I read the article and blog post about it on LSE’s Impact Blog, and come away from it wondering what the alternative is. We ECAs are being accused of being complicit in this system, but what choice do we have? I’ve been struggling to play the game, because at the moment I lack the capital (publications) to compete with my colleagues, but I don’t know what else I can do. An academic CV doesn’t look right for jobs outside of the academy, with my extra years spent in higher education leaving me essentially inexperienced and fresh out of university when I was 28.

Why do ECAs play the game?

1) Because we feel that we have to–there’s no alternative available to us at the moment.

2) Because even though academia is changing, it’s still a really desirable lifestyle. It’s worth it.

3) Because we love what we do, and society’s always telling us to do what we love. Again, on balance, it’s judged to be worth it.

Reason #1 for not writing: News

I should be writing, but there’s too much crazy political news happening and I feel compelled to follow it all…

Here in the UK, the cabinet is being reshuffled after the resignations of David Davis and Boris Johnson and I’m curious to know why they left (not just why they said they did, but why they really did…) and to see what’s going to happen next. Is Theresa May going to face a vote of no confidence? (Apparently she warned her fellow Tories that not supporting her could mean Jeremy Corbyn could become Prime Minister, as if that’s a scary enough threat to keep the shaky status quo). Is the economy going to tank? (Even more than it already did after the Brexit vote?)

And in the US, Trump’s announced his Supreme Court nominee, Brett Kavanaugh. He’s as conservative as we’d expect, pro-gun, anti-choice, etc. but with the added little twist that he believes presidents are above the law (“Mr Kavanaugh argued in 2009 article that presidents should be shielded from criminal investigations and civil lawsuits while in office.”) –the perfect nominee for a president currently under investigation.

And America’s putting the interests of formula companies above public health (but backing down when Russia supports it…), and thousands of children are still separated from their parents and being detained in cages/”summer camps” (estimates vary from 1,425 to “under 3,000” which isn’t very reassuring)

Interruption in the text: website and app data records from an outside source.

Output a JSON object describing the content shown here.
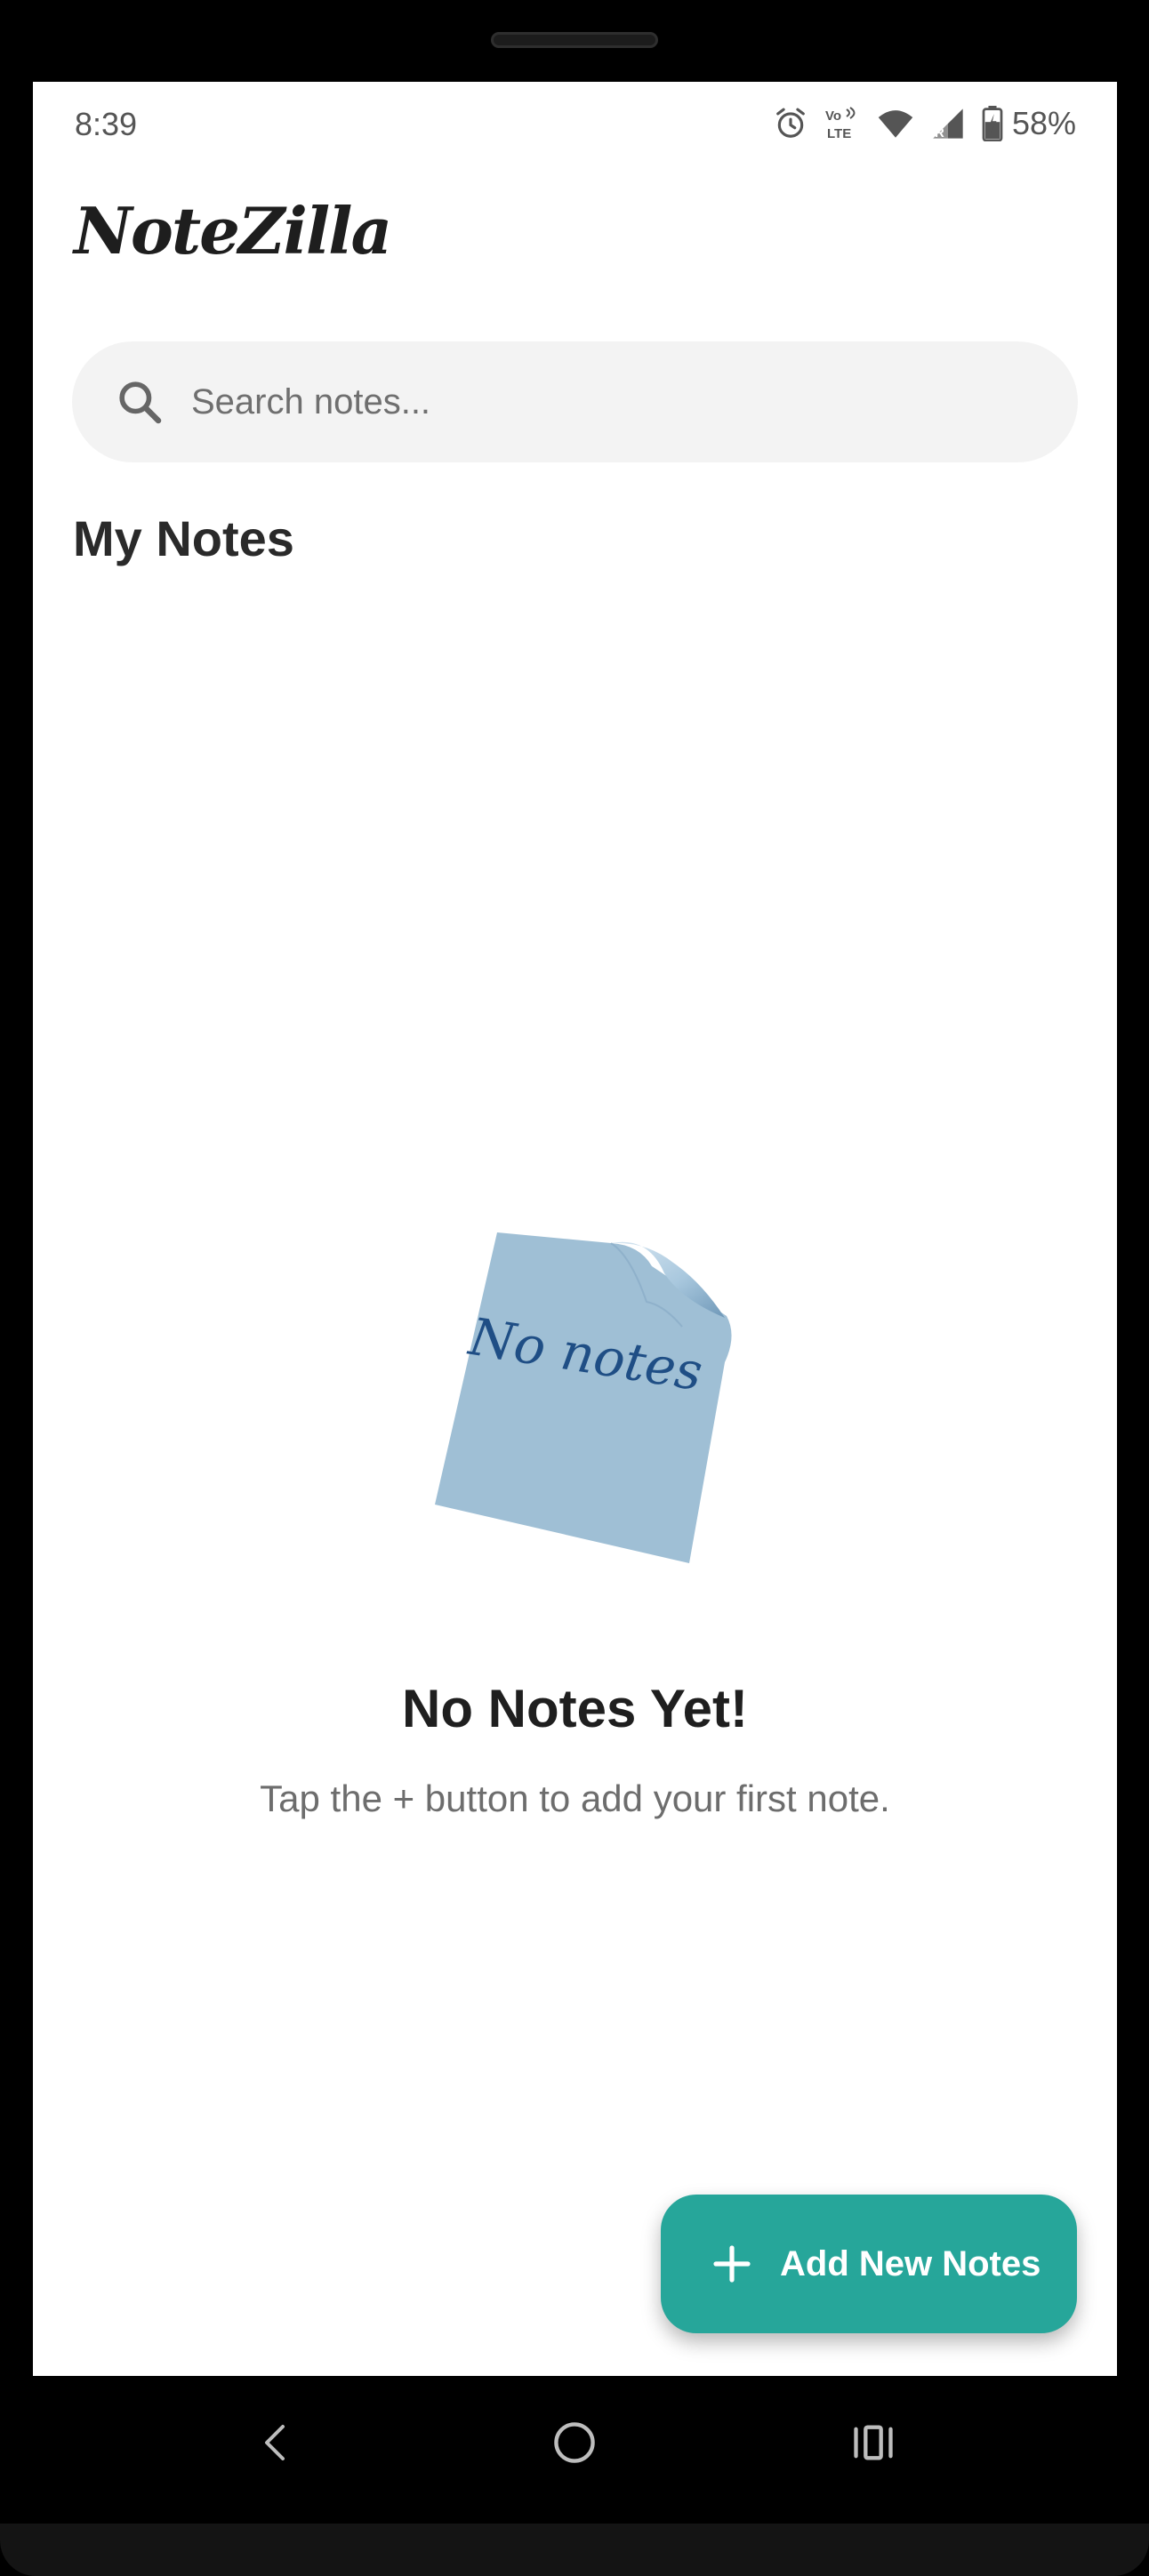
{
  "status_bar": {
    "time": "8:39",
    "battery": "58%",
    "icons": [
      "alarm-icon",
      "volte-icon",
      "wifi-icon",
      "signal-icon",
      "battery-icon"
    ],
    "volte_text_top": "Vo",
    "volte_text_bottom": "LTE"
  },
  "app": {
    "title": "NoteZilla"
  },
  "search": {
    "placeholder": "Search notes...",
    "value": ""
  },
  "main": {
    "section_title": "My Notes",
    "empty_state": {
      "illustration_text": "No notes",
      "title": "No Notes Yet!",
      "subtitle": "Tap the + button to add your first note."
    }
  },
  "fab": {
    "label": "Add New Notes",
    "icon": "plus-icon"
  },
  "colors": {
    "accent": "#26a69a",
    "sticky_note": "#9fc0d6",
    "sticky_text": "#1f4e85"
  },
  "navigation": {
    "buttons": [
      "back-icon",
      "home-icon",
      "recents-icon"
    ]
  }
}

And Trump’s visiting the UK on Thursday, so I can’t even get away from him over here…

news

How am I supposed to focus and get any work done under these conditions? How is anybody getting anything done? I need to become a hermit until I get a few publications finished…